REQUIREMENT: Even if a line seems odd, print it as it is, and include every record.
* * *
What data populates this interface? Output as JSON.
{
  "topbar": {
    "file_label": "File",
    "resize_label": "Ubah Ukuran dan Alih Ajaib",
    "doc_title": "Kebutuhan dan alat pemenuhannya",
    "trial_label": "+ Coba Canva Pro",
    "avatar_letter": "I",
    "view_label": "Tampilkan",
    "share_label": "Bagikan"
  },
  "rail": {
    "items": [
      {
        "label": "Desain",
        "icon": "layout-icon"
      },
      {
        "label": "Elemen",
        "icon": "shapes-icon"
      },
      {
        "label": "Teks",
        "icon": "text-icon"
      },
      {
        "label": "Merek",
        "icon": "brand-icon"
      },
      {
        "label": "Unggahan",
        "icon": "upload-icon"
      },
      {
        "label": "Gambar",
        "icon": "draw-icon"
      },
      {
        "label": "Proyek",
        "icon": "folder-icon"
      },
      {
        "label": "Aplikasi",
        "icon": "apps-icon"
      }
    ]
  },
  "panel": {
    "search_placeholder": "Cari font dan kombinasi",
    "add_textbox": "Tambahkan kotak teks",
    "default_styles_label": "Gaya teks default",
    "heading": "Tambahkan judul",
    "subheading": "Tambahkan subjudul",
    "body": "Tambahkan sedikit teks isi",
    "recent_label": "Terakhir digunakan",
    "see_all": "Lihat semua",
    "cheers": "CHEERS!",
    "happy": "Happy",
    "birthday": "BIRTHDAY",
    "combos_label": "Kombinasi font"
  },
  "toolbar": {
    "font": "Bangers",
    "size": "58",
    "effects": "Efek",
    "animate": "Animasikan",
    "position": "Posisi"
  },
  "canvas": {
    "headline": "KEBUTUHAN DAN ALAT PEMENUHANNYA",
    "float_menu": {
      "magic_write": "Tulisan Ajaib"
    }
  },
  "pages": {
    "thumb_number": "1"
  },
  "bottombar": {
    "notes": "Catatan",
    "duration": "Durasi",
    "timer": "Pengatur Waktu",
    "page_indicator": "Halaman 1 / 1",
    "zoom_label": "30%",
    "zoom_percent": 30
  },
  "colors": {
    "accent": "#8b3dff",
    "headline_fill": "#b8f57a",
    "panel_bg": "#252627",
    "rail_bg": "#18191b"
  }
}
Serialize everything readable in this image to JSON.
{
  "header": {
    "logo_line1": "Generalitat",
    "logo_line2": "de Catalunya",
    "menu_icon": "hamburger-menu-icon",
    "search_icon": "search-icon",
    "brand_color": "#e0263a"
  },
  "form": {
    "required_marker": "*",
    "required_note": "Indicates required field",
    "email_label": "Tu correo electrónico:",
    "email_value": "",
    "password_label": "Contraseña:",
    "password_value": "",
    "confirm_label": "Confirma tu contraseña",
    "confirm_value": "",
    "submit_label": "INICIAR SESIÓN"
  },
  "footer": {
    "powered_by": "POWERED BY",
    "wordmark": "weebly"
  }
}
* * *
ANSWER TO THE EXERCISE:
What data populates this interface? Output as JSON.
{
  "topbar": {
    "file_label": "File",
    "resize_label": "Ubah Ukuran dan Alih Ajaib",
    "doc_title": "Kebutuhan dan alat pemenuhannya",
    "trial_label": "+ Coba Canva Pro",
    "avatar_letter": "I",
    "view_label": "Tampilkan",
    "share_label": "Bagikan"
  },
  "rail": {
    "items": [
      {
        "label": "Desain",
        "icon": "layout-icon"
      },
      {
        "label": "Elemen",
        "icon": "shapes-icon"
      },
      {
        "label": "Teks",
        "icon": "text-icon"
      },
      {
        "label": "Merek",
        "icon": "brand-icon"
      },
      {
        "label": "Unggahan",
        "icon": "upload-icon"
      },
      {
        "label": "Gambar",
        "icon": "draw-icon"
      },
      {
        "label": "Proyek",
        "icon": "folder-icon"
      },
      {
        "label": "Aplikasi",
        "icon": "apps-icon"
      }
    ]
  },
  "panel": {
    "search_placeholder": "Cari font dan kombinasi",
    "add_textbox": "Tambahkan kotak teks",
    "default_styles_label": "Gaya teks default",
    "heading": "Tambahkan judul",
    "subheading": "Tambahkan subjudul",
    "body": "Tambahkan sedikit teks isi",
    "recent_label": "Terakhir digunakan",
    "see_all": "Lihat semua",
    "cheers": "CHEERS!",
    "happy": "Happy",
    "birthday": "BIRTHDAY",
    "combos_label": "Kombinasi font"
  },
  "toolbar": {
    "font": "Bangers",
    "size": "58",
    "effects": "Efek",
    "animate": "Animasikan",
    "position": "Posisi"
  },
  "canvas": {
    "headline": "KEBUTUHAN DAN ALAT PEMENUHANNYA",
    "float_menu": {
      "magic_write": "Tulisan Ajaib"
    }
  },
  "pages": {
    "thumb_number": "1"
  },
  "bottombar": {
    "notes": "Catatan",
    "duration": "Durasi",
    "timer": "Pengatur Waktu",
    "page_indicator": "Halaman 1 / 1",
    "zoom_label": "30%",
    "zoom_percent": 30
  },
  "colors": {
    "accent": "#8b3dff",
    "headline_fill": "#b8f57a",
    "panel_bg": "#252627",
    "rail_bg": "#18191b"
  }
}
Serialize everything readable in this image to JSON.
{
  "header": {
    "logo_line1": "Generalitat",
    "logo_line2": "de Catalunya",
    "menu_icon": "hamburger-menu-icon",
    "search_icon": "search-icon",
    "brand_color": "#e0263a"
  },
  "form": {
    "required_marker": "*",
    "required_note": "Indicates required field",
    "email_label": "Tu correo electrónico:",
    "email_value": "",
    "password_label": "Contraseña:",
    "password_value": "",
    "confirm_label": "Confirma tu contraseña",
    "confirm_value": "",
    "submit_label": "INICIAR SESIÓN"
  },
  "footer": {
    "powered_by": "POWERED BY",
    "wordmark": "weebly"
  }
}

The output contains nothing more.